By Jose Ruiz
Jose Ruiz serves as Alder Koten’s Chief Executive Officer providing vision, strategic direction and the roadmap for the firm’s future. He is also involved in executive search work focused on board members, CEOs and senior-level executives; and consulting engagements related to leadership and organizational effectiveness helping clients create thriving cultures.
Can Non-Technical Managers Lead Technical Teams?
Technologies play a major role in the business world. More technological changes have been and will continue to be implemented in large, medium, and small companies. Confirming this, the U.S. Department of Labor predicts that the number of technical positions will rise by 22 percent by 2020.
Naturally, many more teams will comprise of technical members, such as engineers, scientists, and other techies in the future. The leadership in a company, thus, requires updated mindsets and approaches in managing technical team members, especially when the managers aren’t technical, as potential misunderstandings are great.
At least, there are seven things that a non-technical manager can do to lead technical team members.
First, acknowledge, accept, and appreciate differences.
A business runs better when the people involved come from various backgrounds. Both technical and non-technical team members are crucial in operating a company. Thus, it’s important to always remember that neither is more superior than the other. Celebrate differences wholeheartedly.
Second, acknowledge that team members are more knowledgable than you in their area(s) of expertise.
As a leader, a manager is more than someone who ensures things go as planned. He or she is a role model with strong intellectual and emotional intelligence. This being said, team members expect him or her to have a big heart and mind to acknowledge and appreciate that many of them are more knowledgeable in certain areas of expertise. A true leader is humble and grateful for team members’ success.
Third, be open to learning new things and new approaches.
Stay open to new things and new ways of looking at things. Everyone is a lifelong learner, especially a leader. Technical ideas shouldn’t intimidate you. Instead, new things should excite and encourage you to go beyond what you’re accustomed to.
Fourth, bridge the technical and the business sides with open communication and transparency.
Open communication between the technical side and the business side of the company. Both are the two sides of a coin, thus both should be updated of each other’s activities and recent achievements.

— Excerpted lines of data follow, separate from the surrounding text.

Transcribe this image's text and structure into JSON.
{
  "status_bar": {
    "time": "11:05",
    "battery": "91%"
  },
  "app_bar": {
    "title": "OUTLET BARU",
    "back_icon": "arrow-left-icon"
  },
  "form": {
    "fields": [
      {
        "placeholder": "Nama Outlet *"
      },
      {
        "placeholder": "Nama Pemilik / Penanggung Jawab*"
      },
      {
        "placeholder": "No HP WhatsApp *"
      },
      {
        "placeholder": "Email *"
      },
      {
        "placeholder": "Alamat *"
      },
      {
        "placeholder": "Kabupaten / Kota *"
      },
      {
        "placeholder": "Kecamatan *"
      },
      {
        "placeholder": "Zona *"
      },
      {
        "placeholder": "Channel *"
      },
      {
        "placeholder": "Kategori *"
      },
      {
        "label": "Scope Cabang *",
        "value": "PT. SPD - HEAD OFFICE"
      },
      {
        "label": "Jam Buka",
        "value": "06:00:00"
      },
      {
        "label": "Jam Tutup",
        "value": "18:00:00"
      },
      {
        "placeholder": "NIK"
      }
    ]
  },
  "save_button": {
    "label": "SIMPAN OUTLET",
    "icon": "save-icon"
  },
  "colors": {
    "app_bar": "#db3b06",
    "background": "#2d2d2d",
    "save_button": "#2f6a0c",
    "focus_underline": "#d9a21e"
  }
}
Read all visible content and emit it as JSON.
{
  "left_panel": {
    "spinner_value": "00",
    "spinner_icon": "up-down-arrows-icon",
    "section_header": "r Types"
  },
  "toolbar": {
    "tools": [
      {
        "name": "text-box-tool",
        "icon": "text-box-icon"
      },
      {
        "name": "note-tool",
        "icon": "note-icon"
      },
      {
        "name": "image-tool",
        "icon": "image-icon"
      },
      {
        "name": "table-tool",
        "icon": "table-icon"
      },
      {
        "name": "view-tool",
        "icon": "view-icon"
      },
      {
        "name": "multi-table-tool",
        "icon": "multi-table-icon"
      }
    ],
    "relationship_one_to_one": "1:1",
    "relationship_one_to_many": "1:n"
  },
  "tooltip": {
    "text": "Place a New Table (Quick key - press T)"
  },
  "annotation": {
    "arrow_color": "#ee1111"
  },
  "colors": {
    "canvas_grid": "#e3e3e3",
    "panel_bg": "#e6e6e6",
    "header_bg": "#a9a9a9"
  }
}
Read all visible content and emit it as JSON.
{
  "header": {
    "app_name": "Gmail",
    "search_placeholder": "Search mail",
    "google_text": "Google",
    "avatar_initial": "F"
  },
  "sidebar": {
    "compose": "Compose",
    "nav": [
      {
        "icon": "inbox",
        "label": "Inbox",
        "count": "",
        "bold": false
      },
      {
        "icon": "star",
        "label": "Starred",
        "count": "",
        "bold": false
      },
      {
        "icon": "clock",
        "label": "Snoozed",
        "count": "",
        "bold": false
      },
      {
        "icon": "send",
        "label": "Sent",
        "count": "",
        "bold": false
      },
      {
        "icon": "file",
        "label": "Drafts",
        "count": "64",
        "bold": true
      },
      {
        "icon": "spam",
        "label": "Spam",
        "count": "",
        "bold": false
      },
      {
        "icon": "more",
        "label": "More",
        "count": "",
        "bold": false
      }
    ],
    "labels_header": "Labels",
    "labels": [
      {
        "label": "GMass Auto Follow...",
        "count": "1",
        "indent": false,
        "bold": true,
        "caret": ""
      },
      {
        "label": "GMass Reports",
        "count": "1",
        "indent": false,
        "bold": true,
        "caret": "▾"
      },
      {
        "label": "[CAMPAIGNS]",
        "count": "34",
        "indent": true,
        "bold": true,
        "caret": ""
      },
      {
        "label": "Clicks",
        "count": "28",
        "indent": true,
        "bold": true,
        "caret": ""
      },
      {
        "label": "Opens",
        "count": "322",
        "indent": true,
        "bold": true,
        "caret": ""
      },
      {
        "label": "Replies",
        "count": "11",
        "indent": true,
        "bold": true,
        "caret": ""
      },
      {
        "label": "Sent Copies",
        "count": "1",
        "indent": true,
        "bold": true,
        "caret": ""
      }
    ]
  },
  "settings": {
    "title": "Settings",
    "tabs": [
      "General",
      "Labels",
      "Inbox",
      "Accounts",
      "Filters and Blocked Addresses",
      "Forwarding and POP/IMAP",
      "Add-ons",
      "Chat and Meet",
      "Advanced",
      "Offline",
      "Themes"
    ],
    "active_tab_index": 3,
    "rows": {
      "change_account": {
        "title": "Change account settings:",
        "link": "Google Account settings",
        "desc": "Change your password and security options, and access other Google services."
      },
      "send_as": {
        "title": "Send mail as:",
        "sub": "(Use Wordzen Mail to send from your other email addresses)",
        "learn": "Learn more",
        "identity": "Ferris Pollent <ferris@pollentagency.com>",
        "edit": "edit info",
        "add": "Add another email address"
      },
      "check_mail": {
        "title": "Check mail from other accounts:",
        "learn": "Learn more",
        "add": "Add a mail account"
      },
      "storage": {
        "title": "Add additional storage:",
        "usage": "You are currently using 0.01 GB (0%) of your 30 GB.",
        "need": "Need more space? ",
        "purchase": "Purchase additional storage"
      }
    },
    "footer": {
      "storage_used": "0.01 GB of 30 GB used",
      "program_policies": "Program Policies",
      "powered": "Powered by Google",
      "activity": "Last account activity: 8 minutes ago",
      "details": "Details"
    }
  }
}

This way, it would increase the morale of team members and the whole company.
Fifth, understand different work style and be supportive.
Techies are detail oriented, while many managers only see the big picture. Be empathetic and understanding to their need for extra time to make things work. See it this way: one loose screw would ruin the whole project, and one wrong code would make the company’s website or Intranet prone to attacks. You would want them to work as thorough as possible, after understanding why they need extra time.
Sixth, have a someone interpreting technical terms into definitions that laypeople can understand.
When you can’t understand those technical terms at all, it’s time to have someone who can interpret technical jargons into laypeople’s definitions. Remain open to the fact that despite your many years of experiences as a leader, there are times that you need someone to assist you. Once the communication improves, you can expect to see an increase in morale and better execution of projects.
Seventh, remain humble and be supportive.
Lead with humility and support to all team members equally. Many techies are introverted due to the nature of their job, which should be seen as a strength instead of a weakness. With introversion, they can focus better when dealing with details and they have the capacity to discern things with a cool, calm, and collected demeanor. Be supportive whenever they need time to think through a problem, for instance, by giving them space and a safe environment without any judgment or unnecessary pushiness.
At last, being a leader is a blessing, an honor, and a privilege. When you have the opportunity to lead a team of technical members, accept it as a learning experience. Over time, you’d be even more grateful knowing that all the experiences are more worthy than gold.
About Alder Koten
Alder Koten helps shape organizations through a combination of research, executive search, cultural & leadership assessment, and other talent advisory services. The firm was founded in 2011 and currently includes 6 partners and over 28 consultants in 4 cities. The firm’s headquarters are located in Houston and it has offices in Guadalajara, Monterrey, and Mexico City with partner firms in New York, Boston, Chicago, Australia, Belgium, Brazil, Canada, Chile, China, Denmark, Finland, France, Hong Kong, Italy, Germany, Netherlands, New Zealand, Norway, Poland, Russia, Spain, Sweden, Switzerland, Turkey, and United Kingdom. We know where to find the executives you need and how to attract top talent to your organization. Our approach to executive search is based on a thorough understanding of the strategic, cultural, financial and operational issues our clients face. Our executive search engagements are targeted and focused on the specific requirements of the position including industry and functional experience, skills, competencies, cultural fit, and leadership style. Our process is rigorous. We take a disciplined and structured approach to identifying potential candidates that meet the position requirements including subject-matter, functional and regional expertise. We use our high-level professional networks, industry knowledge, and internal research resources to achieve results in every executive search engagement.This is a text block. Click the edit button to change this text.